EXERCISE DESCRIPTION: A word-for-word restatement of the listing is the only acceptable answer.

INFORMATION SUPPLIED:
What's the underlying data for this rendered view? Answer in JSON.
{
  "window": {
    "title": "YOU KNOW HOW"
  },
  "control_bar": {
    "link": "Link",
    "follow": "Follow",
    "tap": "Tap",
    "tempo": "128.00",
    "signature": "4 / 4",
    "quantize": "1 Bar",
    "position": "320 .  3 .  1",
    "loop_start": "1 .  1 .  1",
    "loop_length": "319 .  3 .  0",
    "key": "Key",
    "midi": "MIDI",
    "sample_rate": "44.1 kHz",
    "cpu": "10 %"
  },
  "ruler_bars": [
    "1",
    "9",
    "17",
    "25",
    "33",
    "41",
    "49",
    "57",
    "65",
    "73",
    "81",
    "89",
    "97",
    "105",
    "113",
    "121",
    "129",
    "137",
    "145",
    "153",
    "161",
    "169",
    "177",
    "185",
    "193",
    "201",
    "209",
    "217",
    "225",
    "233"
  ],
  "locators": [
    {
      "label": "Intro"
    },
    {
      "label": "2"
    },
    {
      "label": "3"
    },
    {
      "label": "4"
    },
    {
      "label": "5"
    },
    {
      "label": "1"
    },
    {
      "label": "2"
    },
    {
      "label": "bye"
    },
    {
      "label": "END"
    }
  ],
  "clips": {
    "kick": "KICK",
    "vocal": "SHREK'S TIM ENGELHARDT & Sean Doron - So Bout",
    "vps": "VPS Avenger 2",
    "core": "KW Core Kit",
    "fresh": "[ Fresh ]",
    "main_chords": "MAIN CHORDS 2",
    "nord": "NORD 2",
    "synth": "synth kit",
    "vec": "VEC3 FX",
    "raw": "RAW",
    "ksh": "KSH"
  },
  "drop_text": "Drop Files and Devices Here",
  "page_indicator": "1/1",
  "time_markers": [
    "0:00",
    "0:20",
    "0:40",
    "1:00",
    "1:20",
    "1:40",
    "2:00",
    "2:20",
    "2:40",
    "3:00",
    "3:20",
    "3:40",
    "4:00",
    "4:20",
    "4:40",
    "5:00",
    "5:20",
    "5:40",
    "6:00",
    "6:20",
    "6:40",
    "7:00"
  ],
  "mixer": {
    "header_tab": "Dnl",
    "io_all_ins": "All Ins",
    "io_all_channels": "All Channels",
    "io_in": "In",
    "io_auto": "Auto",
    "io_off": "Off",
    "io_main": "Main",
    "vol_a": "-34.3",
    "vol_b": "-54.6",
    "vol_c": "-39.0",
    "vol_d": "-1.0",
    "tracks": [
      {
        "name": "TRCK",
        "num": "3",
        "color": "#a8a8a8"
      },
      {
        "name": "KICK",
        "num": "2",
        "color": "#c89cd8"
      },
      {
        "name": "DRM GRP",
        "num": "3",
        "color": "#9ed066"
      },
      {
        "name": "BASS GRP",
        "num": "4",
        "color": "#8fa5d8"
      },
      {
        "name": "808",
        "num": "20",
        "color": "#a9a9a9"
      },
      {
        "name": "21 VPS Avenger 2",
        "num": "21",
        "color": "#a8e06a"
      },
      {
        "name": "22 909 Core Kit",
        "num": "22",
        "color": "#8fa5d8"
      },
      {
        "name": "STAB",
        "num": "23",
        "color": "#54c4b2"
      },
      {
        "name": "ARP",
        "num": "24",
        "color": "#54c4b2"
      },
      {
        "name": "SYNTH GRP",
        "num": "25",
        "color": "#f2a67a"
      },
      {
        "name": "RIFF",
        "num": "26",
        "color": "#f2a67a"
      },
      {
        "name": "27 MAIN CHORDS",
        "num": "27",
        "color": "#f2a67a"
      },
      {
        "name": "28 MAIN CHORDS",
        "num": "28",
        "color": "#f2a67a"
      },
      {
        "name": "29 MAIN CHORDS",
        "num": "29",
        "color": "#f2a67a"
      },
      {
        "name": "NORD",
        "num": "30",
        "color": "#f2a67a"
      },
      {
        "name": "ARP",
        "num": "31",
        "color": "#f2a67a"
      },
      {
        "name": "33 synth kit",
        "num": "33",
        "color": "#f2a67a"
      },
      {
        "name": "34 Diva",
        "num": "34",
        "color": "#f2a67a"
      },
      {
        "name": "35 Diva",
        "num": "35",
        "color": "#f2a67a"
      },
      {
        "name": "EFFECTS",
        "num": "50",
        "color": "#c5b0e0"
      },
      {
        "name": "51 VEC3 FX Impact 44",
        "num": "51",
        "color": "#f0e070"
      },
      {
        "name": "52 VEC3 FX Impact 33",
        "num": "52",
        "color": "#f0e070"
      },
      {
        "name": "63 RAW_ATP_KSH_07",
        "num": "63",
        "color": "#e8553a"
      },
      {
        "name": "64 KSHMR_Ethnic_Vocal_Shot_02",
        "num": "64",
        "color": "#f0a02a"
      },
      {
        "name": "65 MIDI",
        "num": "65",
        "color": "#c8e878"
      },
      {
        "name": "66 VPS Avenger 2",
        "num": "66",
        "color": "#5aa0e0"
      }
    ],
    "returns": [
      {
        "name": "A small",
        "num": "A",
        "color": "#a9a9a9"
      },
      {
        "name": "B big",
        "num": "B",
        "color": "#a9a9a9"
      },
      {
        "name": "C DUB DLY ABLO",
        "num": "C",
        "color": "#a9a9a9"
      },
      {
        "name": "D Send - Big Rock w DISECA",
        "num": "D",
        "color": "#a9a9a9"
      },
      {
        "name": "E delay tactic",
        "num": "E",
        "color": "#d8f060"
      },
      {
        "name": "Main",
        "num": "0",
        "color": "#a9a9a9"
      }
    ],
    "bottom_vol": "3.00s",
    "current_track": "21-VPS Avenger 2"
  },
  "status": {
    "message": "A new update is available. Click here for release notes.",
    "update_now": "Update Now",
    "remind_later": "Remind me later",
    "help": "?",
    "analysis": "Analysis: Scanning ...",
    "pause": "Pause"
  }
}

WRITTEN ANSWER:
What's the underlying data for this rendered view? Answer in JSON.
{
  "window": {
    "title": "YOU KNOW HOW"
  },
  "control_bar": {
    "link": "Link",
    "follow": "Follow",
    "tap": "Tap",
    "tempo": "128.00",
    "signature": "4 / 4",
    "quantize": "1 Bar",
    "position": "320 .  3 .  1",
    "loop_start": "1 .  1 .  1",
    "loop_length": "319 .  3 .  0",
    "key": "Key",
    "midi": "MIDI",
    "sample_rate": "44.1 kHz",
    "cpu": "10 %"
  },
  "ruler_bars": [
    "1",
    "9",
    "17",
    "25",
    "33",
    "41",
    "49",
    "57",
    "65",
    "73",
    "81",
    "89",
    "97",
    "105",
    "113",
    "121",
    "129",
    "137",
    "145",
    "153",
    "161",
    "169",
    "177",
    "185",
    "193",
    "201",
    "209",
    "217",
    "225",
    "233"
  ],
  "locators": [
    {
      "label": "Intro"
    },
    {
      "label": "2"
    },
    {
      "label": "3"
    },
    {
      "label": "4"
    },
    {
      "label": "5"
    },
    {
      "label": "1"
    },
    {
      "label": "2"
    },
    {
      "label": "bye"
    },
    {
      "label": "END"
    }
  ],
  "clips": {
    "kick": "KICK",
    "vocal": "SHREK'S TIM ENGELHARDT & Sean Doron - So Bout",
    "vps": "VPS Avenger 2",
    "core": "KW Core Kit",
    "fresh": "[ Fresh ]",
    "main_chords": "MAIN CHORDS 2",
    "nord": "NORD 2",
    "synth": "synth kit",
    "vec": "VEC3 FX",
    "raw": "RAW",
    "ksh": "KSH"
  },
  "drop_text": "Drop Files and Devices Here",
  "page_indicator": "1/1",
  "time_markers": [
    "0:00",
    "0:20",
    "0:40",
    "1:00",
    "1:20",
    "1:40",
    "2:00",
    "2:20",
    "2:40",
    "3:00",
    "3:20",
    "3:40",
    "4:00",
    "4:20",
    "4:40",
    "5:00",
    "5:20",
    "5:40",
    "6:00",
    "6:20",
    "6:40",
    "7:00"
  ],
  "mixer": {
    "header_tab": "Dnl",
    "io_all_ins": "All Ins",
    "io_all_channels": "All Channels",
    "io_in": "In",
    "io_auto": "Auto",
    "io_off": "Off",
    "io_main": "Main",
    "vol_a": "-34.3",
    "vol_b": "-54.6",
    "vol_c": "-39.0",
    "vol_d": "-1.0",
    "tracks": [
      {
        "name": "TRCK",
        "num": "3",
        "color": "#a8a8a8"
      },
      {
        "name": "KICK",
        "num": "2",
        "color": "#c89cd8"
      },
      {
        "name": "DRM GRP",
        "num": "3",
        "color": "#9ed066"
      },
      {
        "name": "BASS GRP",
        "num": "4",
        "color": "#8fa5d8"
      },
      {
        "name": "808",
        "num": "20",
        "color": "#a9a9a9"
      },
      {
        "name": "21 VPS Avenger 2",
        "num": "21",
        "color": "#a8e06a"
      },
      {
        "name": "22 909 Core Kit",
        "num": "22",
        "color": "#8fa5d8"
      },
      {
        "name": "STAB",
        "num": "23",
        "color": "#54c4b2"
      },
      {
        "name": "ARP",
        "num": "24",
        "color": "#54c4b2"
      },
      {
        "name": "SYNTH GRP",
        "num": "25",
        "color": "#f2a67a"
      },
      {
        "name": "RIFF",
        "num": "26",
        "color": "#f2a67a"
      },
      {
        "name": "27 MAIN CHORDS",
        "num": "27",
        "color": "#f2a67a"
      },
      {
        "name": "28 MAIN CHORDS",
        "num": "28",
        "color": "#f2a67a"
      },
      {
        "name": "29 MAIN CHORDS",
        "num": "29",
        "color": "#f2a67a"
      },
      {
        "name": "NORD",
        "num": "30",
        "color": "#f2a67a"
      },
      {
        "name": "ARP",
        "num": "31",
        "color": "#f2a67a"
      },
      {
        "name": "33 synth kit",
        "num": "33",
        "color": "#f2a67a"
      },
      {
        "name": "34 Diva",
        "num": "34",
        "color": "#f2a67a"
      },
      {
        "name": "35 Diva",
        "num": "35",
        "color": "#f2a67a"
      },
      {
        "name": "EFFECTS",
        "num": "50",
        "color": "#c5b0e0"
      },
      {
        "name": "51 VEC3 FX Impact 44",
        "num": "51",
        "color": "#f0e070"
      },
      {
        "name": "52 VEC3 FX Impact 33",
        "num": "52",
        "color": "#f0e070"
      },
      {
        "name": "63 RAW_ATP_KSH_07",
        "num": "63",
        "color": "#e8553a"
      },
      {
        "name": "64 KSHMR_Ethnic_Vocal_Shot_02",
        "num": "64",
        "color": "#f0a02a"
      },
      {
        "name": "65 MIDI",
        "num": "65",
        "color": "#c8e878"
      },
      {
        "name": "66 VPS Avenger 2",
        "num": "66",
        "color": "#5aa0e0"
      }
    ],
    "returns": [
      {
        "name": "A small",
        "num": "A",
        "color": "#a9a9a9"
      },
      {
        "name": "B big",
        "num": "B",
        "color": "#a9a9a9"
      },
      {
        "name": "C DUB DLY ABLO",
        "num": "C",
        "color": "#a9a9a9"
      },
      {
        "name": "D Send - Big Rock w DISECA",
        "num": "D",
        "color": "#a9a9a9"
      },
      {
        "name": "E delay tactic",
        "num": "E",
        "color": "#d8f060"
      },
      {
        "name": "Main",
        "num": "0",
        "color": "#a9a9a9"
      }
    ],
    "bottom_vol": "3.00s",
    "current_track": "21-VPS Avenger 2"
  },
  "status": {
    "message": "A new update is available. Click here for release notes.",
    "update_now": "Update Now",
    "remind_later": "Remind me later",
    "help": "?",
    "analysis": "Analysis: Scanning ...",
    "pause": "Pause"
  }
}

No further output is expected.